A new economic development tool aimed at riverfront areas was given final approval May 3.
LB97, sponsored by Bellevue Sen. Sue Crawford, adopts the Riverfront Development District (RDD) Act.
Under the bill, metropolitan, primary and first- and second-class cities may create a riverfront development district and appoint an authority of five or more members to oversee and manage the district. Two or more cities with a contiguous riverfront could create a joint authority.
A city is required to set a cap on bonding and could limit an authority’s power by ordinance. In addition, an occupation tax or special assessment could not be imposed on the same property by both a riverfront development district and a business improvement district if the districts overlap.
An authority’s real property, income and operations are exempt from all taxation by the state or any political subdivision of the state. Local sales and use taxes will apply to purchases made by an RDD authority.
Among other provisions, an authority — in conjunction with a city — could:
• fix, charge and collect rents and fees;
• invest in instruments, obligations, securities or property;
• install pedestrian shopping malls or plazas and other facilities;
• construct, install and maintain boardwalks, barges, docks and wharves;
• develop, manage and coordinate public activities and events within the district; and

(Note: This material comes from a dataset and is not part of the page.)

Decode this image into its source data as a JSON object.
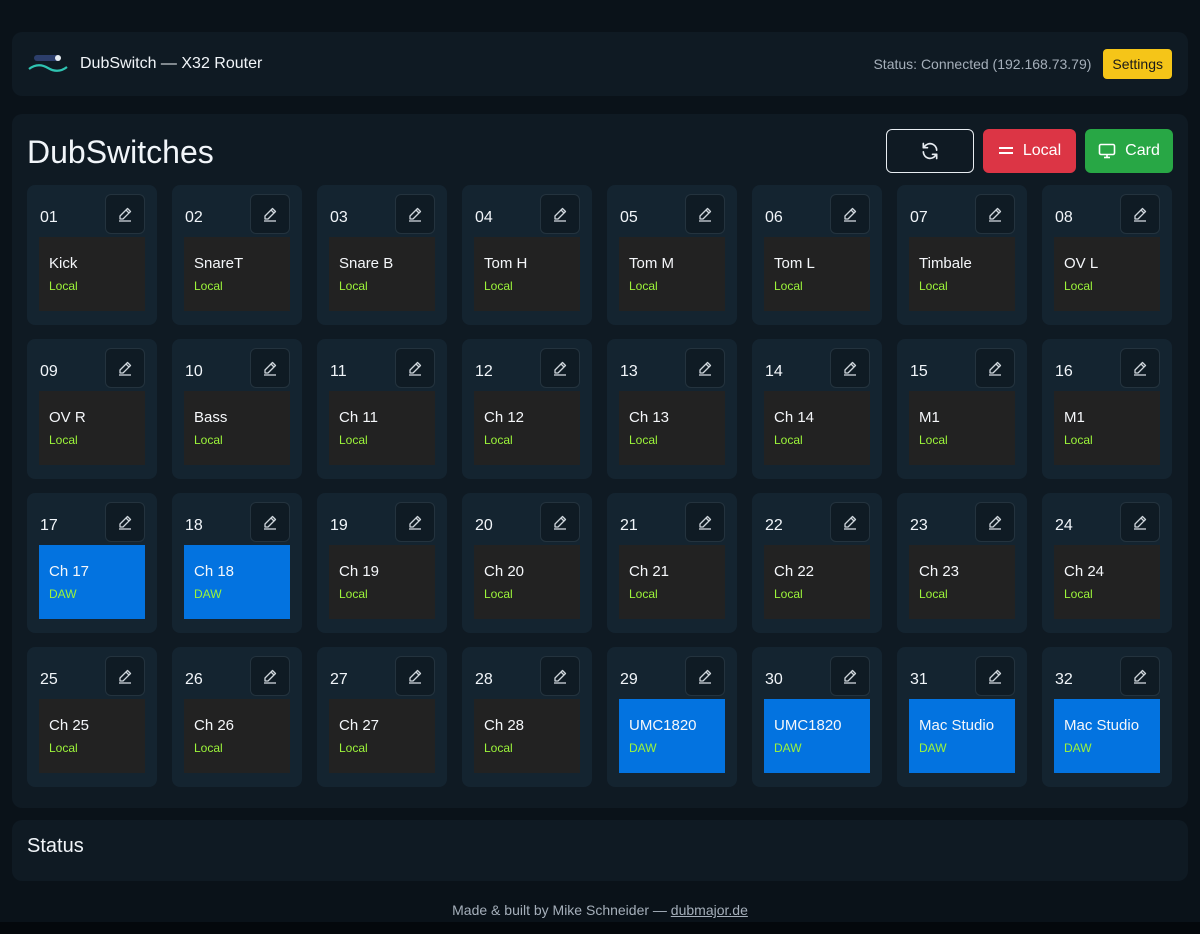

• issue limited obligation bonds secured by a pledge of any revenue of the authority or by mortgage of property owned by the authority.
The bill passed on a 43-0 vote.